Regarding our employees in general, from the custodial staff to the sales force and every level of management, we regard labor as a resource to be maximized, not a cost to be minimized. This distinguishes us from most, if not all, of our competitors.
Weaknesses. The story is not all hearts and flowers; we are faced with a few difficulties. For instance, since so much of our own proprietary software is designed to integrate with others' software and hardware (such as Microsoft's specialized healthcare IT applications packages) it can take some time to respond to sudden changes in either the market's expectations and demands or in the specifications of the 2nd party software/hardware we utilize. Thus, the lag-time in response to sudden environmental changes is an area requiring improvement on our part. It is partly attributable to the fact that tens of millions of lines of code will be typically utilized in our software applications, and adjusting for sudden changes that affect how well the software integrates with others' software/hardware packages can require thousands of labor-hours.

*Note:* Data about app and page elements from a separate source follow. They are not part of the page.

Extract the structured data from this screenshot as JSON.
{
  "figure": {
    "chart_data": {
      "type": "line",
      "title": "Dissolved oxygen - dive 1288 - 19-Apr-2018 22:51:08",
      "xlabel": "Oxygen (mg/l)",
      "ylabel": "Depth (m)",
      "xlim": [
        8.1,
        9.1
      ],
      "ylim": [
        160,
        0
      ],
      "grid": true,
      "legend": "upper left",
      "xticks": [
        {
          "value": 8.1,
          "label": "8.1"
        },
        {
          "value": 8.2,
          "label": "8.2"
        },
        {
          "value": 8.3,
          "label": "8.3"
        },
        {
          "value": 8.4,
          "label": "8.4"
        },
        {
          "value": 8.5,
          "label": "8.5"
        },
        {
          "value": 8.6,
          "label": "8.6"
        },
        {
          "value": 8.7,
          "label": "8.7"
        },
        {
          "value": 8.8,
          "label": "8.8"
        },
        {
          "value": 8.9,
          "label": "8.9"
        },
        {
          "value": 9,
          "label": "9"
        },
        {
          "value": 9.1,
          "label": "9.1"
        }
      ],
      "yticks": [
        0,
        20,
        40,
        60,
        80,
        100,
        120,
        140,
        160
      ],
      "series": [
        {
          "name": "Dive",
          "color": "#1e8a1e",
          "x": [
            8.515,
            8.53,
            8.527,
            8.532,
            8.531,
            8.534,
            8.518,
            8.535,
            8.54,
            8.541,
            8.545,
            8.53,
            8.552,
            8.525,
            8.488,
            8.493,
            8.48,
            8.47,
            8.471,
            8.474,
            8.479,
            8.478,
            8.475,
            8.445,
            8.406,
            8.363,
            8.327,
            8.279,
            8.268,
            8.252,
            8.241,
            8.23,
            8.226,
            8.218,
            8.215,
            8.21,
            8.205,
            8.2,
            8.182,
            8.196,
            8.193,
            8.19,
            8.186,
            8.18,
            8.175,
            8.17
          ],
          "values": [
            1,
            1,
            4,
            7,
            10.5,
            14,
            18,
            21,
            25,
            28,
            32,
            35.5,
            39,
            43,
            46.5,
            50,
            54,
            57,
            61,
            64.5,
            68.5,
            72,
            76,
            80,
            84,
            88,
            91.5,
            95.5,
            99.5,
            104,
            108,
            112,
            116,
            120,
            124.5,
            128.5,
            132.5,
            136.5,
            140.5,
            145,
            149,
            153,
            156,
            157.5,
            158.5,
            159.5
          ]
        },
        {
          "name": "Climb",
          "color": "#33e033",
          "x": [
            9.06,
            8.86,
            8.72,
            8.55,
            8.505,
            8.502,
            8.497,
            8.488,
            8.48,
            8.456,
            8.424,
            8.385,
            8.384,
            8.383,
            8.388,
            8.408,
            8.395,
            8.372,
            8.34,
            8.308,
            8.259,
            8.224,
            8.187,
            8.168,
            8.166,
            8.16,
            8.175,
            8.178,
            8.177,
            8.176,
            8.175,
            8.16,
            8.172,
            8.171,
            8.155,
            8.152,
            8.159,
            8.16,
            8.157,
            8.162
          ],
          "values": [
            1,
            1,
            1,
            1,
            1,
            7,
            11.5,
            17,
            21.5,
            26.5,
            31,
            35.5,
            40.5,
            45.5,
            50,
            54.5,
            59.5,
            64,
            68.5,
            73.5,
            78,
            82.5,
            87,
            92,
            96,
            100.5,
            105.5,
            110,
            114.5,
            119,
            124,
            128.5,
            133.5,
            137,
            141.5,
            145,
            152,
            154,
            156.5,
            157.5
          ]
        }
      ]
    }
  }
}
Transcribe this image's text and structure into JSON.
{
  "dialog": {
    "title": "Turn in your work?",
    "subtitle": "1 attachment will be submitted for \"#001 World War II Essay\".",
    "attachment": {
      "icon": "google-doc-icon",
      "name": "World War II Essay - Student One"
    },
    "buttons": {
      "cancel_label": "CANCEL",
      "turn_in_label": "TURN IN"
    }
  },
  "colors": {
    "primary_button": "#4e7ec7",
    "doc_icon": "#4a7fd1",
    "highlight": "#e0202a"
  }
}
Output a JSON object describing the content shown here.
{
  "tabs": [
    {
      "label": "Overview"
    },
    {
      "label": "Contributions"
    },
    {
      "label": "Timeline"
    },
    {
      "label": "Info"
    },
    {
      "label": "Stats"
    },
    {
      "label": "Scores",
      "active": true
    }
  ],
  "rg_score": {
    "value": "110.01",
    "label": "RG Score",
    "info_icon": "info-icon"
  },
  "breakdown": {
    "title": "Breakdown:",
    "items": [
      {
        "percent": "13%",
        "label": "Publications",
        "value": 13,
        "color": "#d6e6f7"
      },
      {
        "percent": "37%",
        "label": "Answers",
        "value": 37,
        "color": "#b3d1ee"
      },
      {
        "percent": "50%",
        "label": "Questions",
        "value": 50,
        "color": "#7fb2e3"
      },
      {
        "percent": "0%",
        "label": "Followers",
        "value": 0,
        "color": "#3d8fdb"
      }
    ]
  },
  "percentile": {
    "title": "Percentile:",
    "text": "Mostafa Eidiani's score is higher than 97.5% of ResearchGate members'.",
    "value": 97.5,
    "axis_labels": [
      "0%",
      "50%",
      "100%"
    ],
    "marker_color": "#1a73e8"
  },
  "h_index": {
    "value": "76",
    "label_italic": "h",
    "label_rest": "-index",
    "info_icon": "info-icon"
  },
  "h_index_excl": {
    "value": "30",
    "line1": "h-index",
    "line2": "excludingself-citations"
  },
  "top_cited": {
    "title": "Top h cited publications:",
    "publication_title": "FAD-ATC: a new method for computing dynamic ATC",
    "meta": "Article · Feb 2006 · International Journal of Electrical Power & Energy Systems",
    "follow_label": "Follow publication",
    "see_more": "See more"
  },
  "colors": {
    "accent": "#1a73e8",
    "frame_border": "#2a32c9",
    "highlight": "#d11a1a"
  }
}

Opportunities. Opportunities abound for Itcorp. Fundamentally, as healthcare providers move to paperless record-keeping, their needs for IT solutions are growing considerably. This is taking place largely in the West; the trend is growing fastest in North America and Europe. We are also seeing rapid growth in the more industrialized Asian countries such as Japan and Taiwan. China is lagging due to problems with their infrastructure and economy, though in time this will change. The same is true for developing countries in general; as they become more technologically dependent they will need more information technology solutions. The level of record-keeping detail necessary for diagnosis and treatment of some recently defined medical conditions (such as HIV / AIDS) is huge, and this is a powerful disincentive to continue to use traditional paper-based record-keeping techniques.
As the quality of life increases around the world due to the green revolution and rapid industrialization, life spans are also growing around the world. In many countries, the average life expectancy can be expected to double within the next 50 years. That being the case, the incidence of age-related medical conditions that were relatively unheard-of in these places only a generation ago creates a logistical nightmare for healthcare providers as well as their government regulators. In other words, in many developing countries, life expectancy was less than 40 years due to malnutrition and poor sanitary conditions. As governments remedy these conditions, the people live to be 70 -- 80 years old, and no longer die from poor sanitation or complications of malnutrition, but from cancers and heart disease. Alzheimer's Disease is not a condition with which healthcare providers need…